Backpack? It might be just good enough
My company is often building solutions for start-ups. I understand what the ‘backpack’ analogy and ‘integrated systems’ mean for speed of development. The fact that got our jaws dropped in 2007 was that you could build a startup in a month, week or even a day. Rails came with latest goodies bundled. It came with REST, prototype.js, it had sessions built in and ORM. Rails had ERB views and flash messages. It was amazing: all components were there, you just had to put them together into software you wanted. Of course this had bad sides. Rails applications of that era could be slow, unreliable and painful to maintain. None of that mattered if you built microblogging platform before competition did. If you were the first Twitter, you already won the market share and could afford a rewrite in Scala, Java or whatever works best.
Having comprehensive backpack with familiar tools, means that your developers just need to learn those tools. They will be productive, they will follow conventions and not reinvent the wheel. At the same time, Rails is not losing anything of it’s flexibility. If you want to add React to the equation: go ahead. If you decide to build the whole application as API + SPA, go ahead! Having some tools bundled by default, does not mean you cannot exchange them with the ones you prefer (or the ones that will better do the job in your particular use case).
At some point, the expression ‘the rails way’ gained negative meaning. I do not think that people who mean that, understand that it’s not about going back to the ugly pile of hacks from 2007. You do not have to put logic into your models if you don’t feel like doing so (I will not mention controllers). We (as a Ruby community) gained lots of experience during last few years, that we should use to build better apps. I do not put any logic into my models, I even do not put validations there. But I still consider the approach ‘the Rails way’, it does not have to sound bad. I do not believe that the defaults @dhh chose for Rails 5 are that bad. If you do not like Turbolinks, you still can disable it. But if it’s good enough for your use case, you get that amazing performance boost at virtually no cost. This is ‘the Rails way’ in my understanding.

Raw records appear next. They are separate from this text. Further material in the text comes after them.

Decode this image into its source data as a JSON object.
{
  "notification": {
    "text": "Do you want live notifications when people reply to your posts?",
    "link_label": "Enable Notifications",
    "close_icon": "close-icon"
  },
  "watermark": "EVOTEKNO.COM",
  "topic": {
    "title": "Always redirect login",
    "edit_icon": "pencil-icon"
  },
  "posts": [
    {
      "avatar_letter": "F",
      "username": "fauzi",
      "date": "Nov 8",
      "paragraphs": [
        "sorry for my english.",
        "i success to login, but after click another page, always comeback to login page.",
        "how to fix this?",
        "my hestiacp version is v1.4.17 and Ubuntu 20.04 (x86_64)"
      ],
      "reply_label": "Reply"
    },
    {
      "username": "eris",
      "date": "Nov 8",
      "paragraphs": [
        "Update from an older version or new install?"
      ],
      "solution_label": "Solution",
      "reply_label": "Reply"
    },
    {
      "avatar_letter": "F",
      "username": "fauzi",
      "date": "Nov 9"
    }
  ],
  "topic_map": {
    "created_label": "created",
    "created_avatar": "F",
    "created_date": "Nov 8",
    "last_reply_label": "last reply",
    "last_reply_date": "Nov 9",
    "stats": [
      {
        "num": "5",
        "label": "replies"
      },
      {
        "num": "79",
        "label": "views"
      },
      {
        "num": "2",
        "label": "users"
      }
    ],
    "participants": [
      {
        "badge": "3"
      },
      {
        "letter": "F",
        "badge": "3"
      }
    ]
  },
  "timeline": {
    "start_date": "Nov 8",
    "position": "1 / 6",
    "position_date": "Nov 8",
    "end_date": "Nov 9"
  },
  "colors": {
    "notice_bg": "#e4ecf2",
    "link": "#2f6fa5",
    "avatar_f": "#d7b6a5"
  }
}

Your future stack
Are Turbolinks going to stay? I seriously doubt it. I suspect the idea will be evolving and we will see Opal.rb and Virtual DOM (React? vDom?) mixed into the equation. Isomorphic Ruby maybe (another buzzword!)? Volt Framework might steal the Rails’ thunder at some point, but it’s not quite there just yet. Maybe less revolutionary approach of React on Rails will take over the world (possibly thanks to that publication)? It looks like, however, there is still going to be space for traditional applications, that return HTML from the server, and are not SPAs, at least in foreseeable future. That means Rails is not going away anytime soon.
Announcement of Rails 5 does not mean you have to trash your Ember app just yet. There are valid use cases for building Single Page Applications. Rails is great as a backend for that use case, and it is going to get only better with inclusion of rails-api into core framework.
I would encourage you, however, to be sceptical about your choices. Are you really choosing best tool for the job? Does additional cost/effort is justified by the value your business/customers get? Is SPA necessary, good to have or unnecessary introduction of two extra layers of abstraction? Those are some of the questions you have to ask yourself when you start a new project.
DHH’s keynote on RailsConf 2015 - yes, it’s Ember app and it’s great use case for one